Two data were studied:

- Tolerance: Is the oxidized cellulose compress well tolerated?

- Efficacy: Are the results with 150 mg Naropein® pad at least comparable to the intramuscular series?

a) Tolerance:

Of 60 patients, 59 had a normal postoperative period. One patient was readmitted late on the 21st postoperative day with multiple leg ulcers. It was reoperated and no infection of the operated joint was observed. The compress had been gone for a long time. Staphylococcus aureus has been found inside superficial ulcers. The other 59 patients had no complications.

b) Efficiency:

The 60 patients had an immediate postoperative pain between 3 and 7 on a scale of 10. Two thirds of the patients had a pain score of 3 from the first day (41 patients). 15% (10 patients) had pain assessed at 6 on the first day and 4 on the day of delivery (3rd to 5th day) (Figure 2).

Figure 2: Iimmediate post-operative score at day +1.

Discussion

Since the 1970s, the management of post-operative pain has been a major medical deal.

a) Value of local administration of analgesic drugs: For the intramuscular injection of Naropein® and opoids, the incidence of severe postoperative pain is reduced up to 29% and the incidence of catheter dislodgement is 5.7% [2]. There is evidence that local anesthetic and opioid techniques are the most effective at relieving pain after major surgeries. Only regional anesthetic techniques, and preferably continuous techniques with local anesthesia, can result in a substantial reduction in pain response to surgical stress [10,11].

b) Poor efficacy of spinal analgesia: Data on the use of epidural anesthesia in major orthopedic interventions are controversial. Although one study demonstrated a limited improvement in rehabilitation after knee replacement surgery, hospital stay was not improved [5].

c) Local analgesia in the area of surgical trauma, with minimal systemic side effects, appears to be an interesting challenger [12].

d) A preliminary series of 60 patients underwent local postoperative analgesia with a cellulose pad. We found that:-

- The pad implanted near the prosthesis did not pose any tolerance problems.

- A patient was readmitted on day 21 for leg ulcers. But the operative site was sterile and the compress was gone.

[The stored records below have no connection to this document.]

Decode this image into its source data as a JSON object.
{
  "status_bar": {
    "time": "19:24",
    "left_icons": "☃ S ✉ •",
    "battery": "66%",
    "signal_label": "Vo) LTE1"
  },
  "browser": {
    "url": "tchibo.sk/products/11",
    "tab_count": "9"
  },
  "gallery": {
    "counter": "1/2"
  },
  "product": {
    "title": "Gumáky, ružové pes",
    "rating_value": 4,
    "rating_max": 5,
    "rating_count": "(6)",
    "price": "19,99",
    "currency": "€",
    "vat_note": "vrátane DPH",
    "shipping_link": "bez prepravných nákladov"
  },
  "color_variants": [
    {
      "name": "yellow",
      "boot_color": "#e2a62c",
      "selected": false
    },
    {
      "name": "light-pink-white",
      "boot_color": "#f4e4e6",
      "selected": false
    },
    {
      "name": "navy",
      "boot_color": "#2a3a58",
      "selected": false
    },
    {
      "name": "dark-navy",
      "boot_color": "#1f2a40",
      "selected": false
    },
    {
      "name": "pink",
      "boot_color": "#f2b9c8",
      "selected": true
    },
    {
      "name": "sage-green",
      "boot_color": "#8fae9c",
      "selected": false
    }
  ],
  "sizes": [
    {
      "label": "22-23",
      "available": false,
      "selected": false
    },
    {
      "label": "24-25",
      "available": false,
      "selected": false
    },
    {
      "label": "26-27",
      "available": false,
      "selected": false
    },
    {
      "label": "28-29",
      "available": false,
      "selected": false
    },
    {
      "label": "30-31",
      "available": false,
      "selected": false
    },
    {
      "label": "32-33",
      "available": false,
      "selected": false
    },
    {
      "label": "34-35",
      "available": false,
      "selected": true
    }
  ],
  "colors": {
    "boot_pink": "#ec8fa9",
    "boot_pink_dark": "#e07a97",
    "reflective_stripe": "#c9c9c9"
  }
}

- Two-thirds of patients described postoperative pain rated 3 from the first day.

- There was no difference between patients treated with conventional parietal infiltration and those who had the Naropein® pad.

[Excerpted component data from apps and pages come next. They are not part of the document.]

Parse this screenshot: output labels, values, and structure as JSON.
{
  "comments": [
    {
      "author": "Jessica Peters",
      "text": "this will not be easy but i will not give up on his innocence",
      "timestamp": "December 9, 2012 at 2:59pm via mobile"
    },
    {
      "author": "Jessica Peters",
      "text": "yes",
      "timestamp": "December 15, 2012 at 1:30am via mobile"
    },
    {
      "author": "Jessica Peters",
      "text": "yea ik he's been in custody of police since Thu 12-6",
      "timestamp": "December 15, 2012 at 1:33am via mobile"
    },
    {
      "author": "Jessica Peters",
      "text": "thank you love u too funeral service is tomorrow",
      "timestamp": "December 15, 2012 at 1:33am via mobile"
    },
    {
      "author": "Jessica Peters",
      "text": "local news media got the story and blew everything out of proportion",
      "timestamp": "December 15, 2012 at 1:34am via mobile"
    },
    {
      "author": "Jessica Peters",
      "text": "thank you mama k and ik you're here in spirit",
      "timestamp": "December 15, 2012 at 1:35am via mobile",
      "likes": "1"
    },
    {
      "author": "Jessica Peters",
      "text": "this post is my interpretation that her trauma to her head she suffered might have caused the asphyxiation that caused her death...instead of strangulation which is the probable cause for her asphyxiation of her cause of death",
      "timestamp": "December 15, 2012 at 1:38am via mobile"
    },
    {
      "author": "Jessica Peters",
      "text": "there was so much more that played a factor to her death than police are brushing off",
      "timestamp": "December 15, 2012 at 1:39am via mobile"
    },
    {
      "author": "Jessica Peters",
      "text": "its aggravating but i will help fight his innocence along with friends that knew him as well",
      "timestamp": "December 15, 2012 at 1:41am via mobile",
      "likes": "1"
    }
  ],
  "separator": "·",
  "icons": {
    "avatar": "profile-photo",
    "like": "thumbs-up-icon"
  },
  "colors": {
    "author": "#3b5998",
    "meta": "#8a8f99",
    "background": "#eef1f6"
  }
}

e) We enjoyed a much simpler follow-up than perineural catheters we previously used in our service.

f) 8 out of 9 ambulatory patients were very satisfied of their local analgesia without any particular nursing care.

g) Systemic toxicity of local anesthetics: If safe anesthetic plasma concentrations are exceeded, signs of systemic toxicity appear. With increasing plasma levels, neurotoxic symptoms are the first to appear, followed by cardio toxicity that can be life threatening. Cardiac arrhythmias with cardiovascular collapse occur at levels approximately three times higher than those causing seizures. Allergic reaction to local anesthetics is very rare. Many of the reported reactions have a different underlying pathophysiological mechanism (systemic toxicity, vagal syncope) [13].

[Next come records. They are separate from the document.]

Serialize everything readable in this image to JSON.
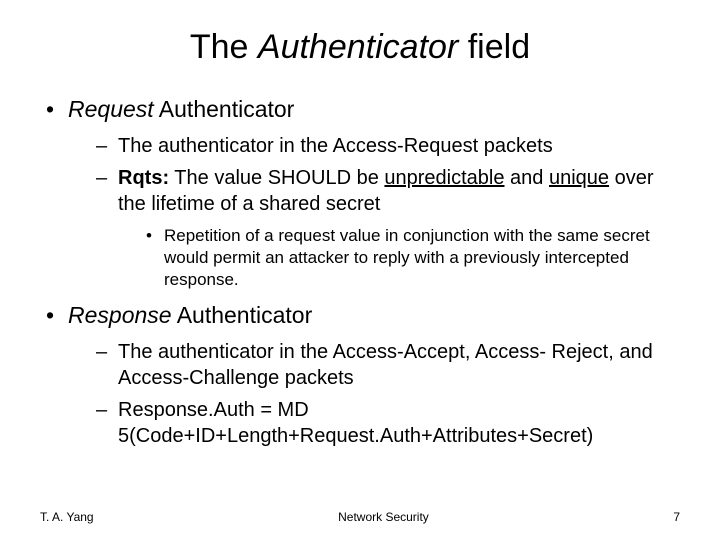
{
  "title": {
    "prefix": "The ",
    "italic": "Authenticator",
    "suffix": " field"
  },
  "bullets": [
    {
      "italic": "Request",
      "rest": " Authenticator",
      "children": [
        {
          "text": "The authenticator in the Access-Request packets"
        },
        {
          "bold_prefix": "Rqts:",
          "mid1": " The value SHOULD be ",
          "u1": "unpredictable",
          "mid2": " and ",
          "u2": "unique",
          "tail": " over the lifetime of a shared secret",
          "children": [
            {
              "text": "Repetition of a request value in conjunction with the same secret would permit an attacker to reply with a previously intercepted response."
            }
          ]
        }
      ]
    },
    {
      "italic": "Response",
      "rest": " Authenticator",
      "children": [
        {
          "text": "The authenticator in the Access-Accept, Access- Reject, and Access-Challenge packets"
        },
        {
          "text": "Response.Auth = MD 5(Code+ID+Length+Request.Auth+Attributes+Secret)"
        }
      ]
    }
  ],
  "footer": {
    "left": "T. A. Yang",
    "center": "Network Security",
    "right": "7"
  }
}
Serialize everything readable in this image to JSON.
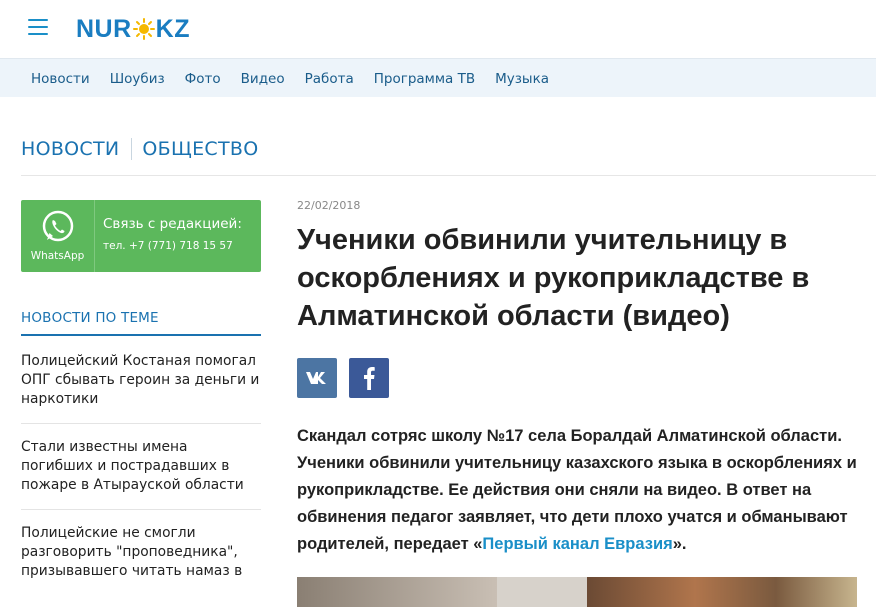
{
  "header": {
    "logo_left": "NUR",
    "logo_right": "KZ"
  },
  "nav": {
    "items": [
      "Новости",
      "Шоубиз",
      "Фото",
      "Видео",
      "Работа",
      "Программа ТВ",
      "Музыка"
    ]
  },
  "breadcrumbs": [
    "НОВОСТИ",
    "ОБЩЕСТВО"
  ],
  "whatsapp": {
    "label": "WhatsApp",
    "title": "Связь с редакцией:",
    "phone": "тел. +7 (771) 718 15 57",
    "color": "#5cb85c"
  },
  "related": {
    "title": "НОВОСТИ ПО ТЕМЕ",
    "items": [
      "Полицейский Костаная помогал ОПГ сбывать героин за деньги и наркотики",
      "Стали известны имена погибших и пострадавших в пожаре в Атырауской области",
      "Полицейские не смогли разговорить \"проповедника\", призывавшего читать намаз в"
    ]
  },
  "article": {
    "date": "22/02/2018",
    "headline": "Ученики обвинили учительницу в оскорблениях и рукоприкладстве в Алматинской области (видео)",
    "lead_text": "Скандал сотряс школу №17 села Боралдай Алматинской области. Ученики обвинили учительницу казахского языка в оскорблениях и рукоприкладстве. Ее действия они сняли на видео. В ответ на обвинения педагог заявляет, что дети плохо учатся и обманывают родителей, передает «",
    "lead_link": "Первый канал Евразия",
    "lead_end": "»."
  },
  "share": {
    "vk_icon": "vk-icon",
    "fb_icon": "facebook-icon",
    "vk_color": "#4c75a3",
    "fb_color": "#3b5998"
  },
  "colors": {
    "accent": "#1a72b0",
    "link": "#1a8fc8",
    "nav_bg": "#edf4fa"
  }
}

Conclusion

A series of 60 patients operated on a hip or knee prosthesis possible to get a first idea of the interest of Naropein® in situ. The use of a fibrillated cellulose pad does not pose a problem of tolerance. The subjective results on postoperative pain are at least equivalent to the intramuscular infiltration of the analgesic. Improvements are possible in the choice of the anesthetic and its combination with other molecules this could prolong his action.

References